Scientists from Peru visit the University of Wales, Bangor, to gain experience of ways to tackle mine pollution
Two Peruvian scientists, both based in Lima, are visited the Bangor Acidophile Research Team at the University of Wales, Bangor, between October 23 and November 4, 2006. Martha Ly works for Golder Associates Peru and deals with environmental issues connected with mining, while Milagros Quintana works at the Peruvian Institute of Nuclear Energy (IPEN) as a molecular biologist.

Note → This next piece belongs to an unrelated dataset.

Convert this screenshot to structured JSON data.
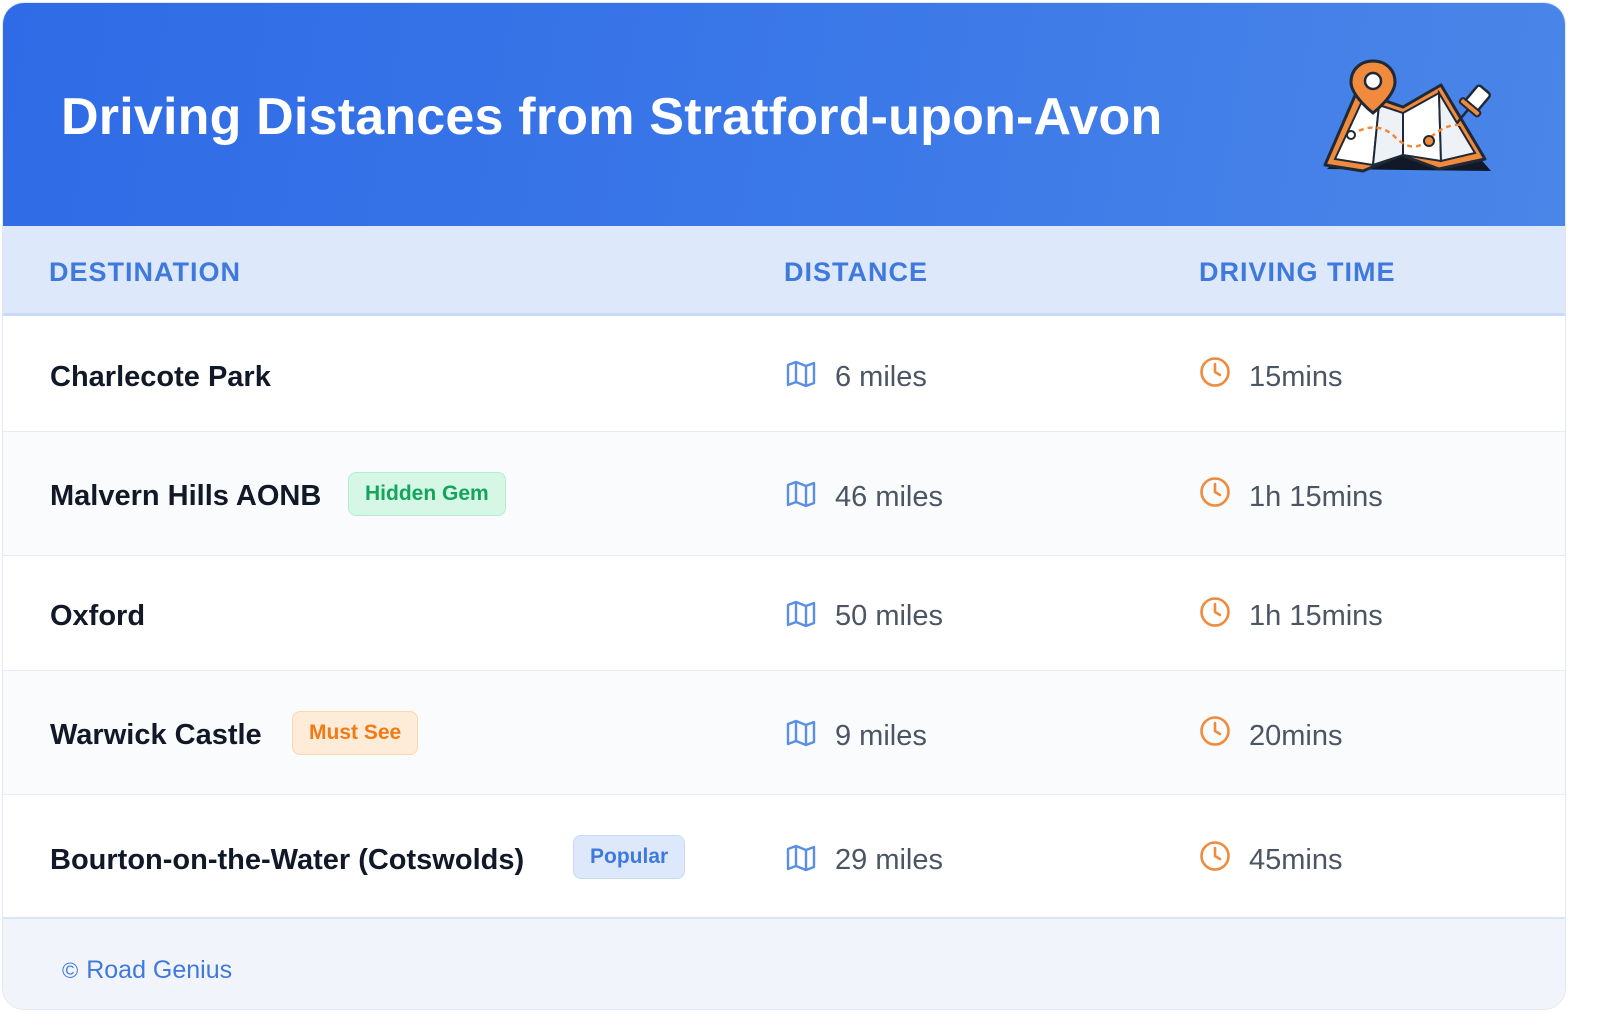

Metal mining is extremely important in Peru’s economy. There are over 1000 gold and base metal mines in this country, and it is the leading gold producer in the whole of South America. As elsewhere in the world, mining can leave a lasting legacy of environmental damage and pollution. New technologies have been developed in recent years, many of them based on biological systems, that can be used as cost-effective means of treating polluted streams in mining areas and securing waste materials at abandoned mine sites. Researchers at BART have been investigating and developing these systems for the past 10 years, and have considerable experience that will hopefully be of use to the people of Peru as they tackle the problem of mine pollution.
During their stay, Ms. Ly (on left in the photo) and Ms. Quintana (on the right) have visited a large remediation project in Cornwall (at the former Wheal Jane tin mine), Mynydd Parys on Anglesey, and sites in the north-east of England where similar polluted waters draining abandoned coal mines is being treated.
Ms. Quintana will remain at the University until Christmas, 2006, where she will learn techniques in microbiology and molecular biology that have been developed by the UWB group, specifically for application in mine environments.
The host laboratory at UWB is headed by Dr.Barrie Johnson, a Royal Society Industrial Research Fellow and Reader in Environmental Biotechnology. Dr. Johnson’s group collaborates with other teams throughout the world including China, South Africa, Australia and mainland Europe.
The visit of Ms. Ly and Ms. Quintana is sponsored by the International Atomic Energy Association (the IAEA, a branch of the United Nations). This is the third in a series of IAEA-sponsored interchange between UWB and their colleagues in Peru. Earlier this year, Dr. Johnson visited mine sites in the Andes to give advice on the application of “bioremediation”, and in 2004 Dr. Hallberg (a research Fellow at UWB) and Dr. Johnson helped with a workshop in Lima, which was attended by about 60 scientists from Peru and Chile.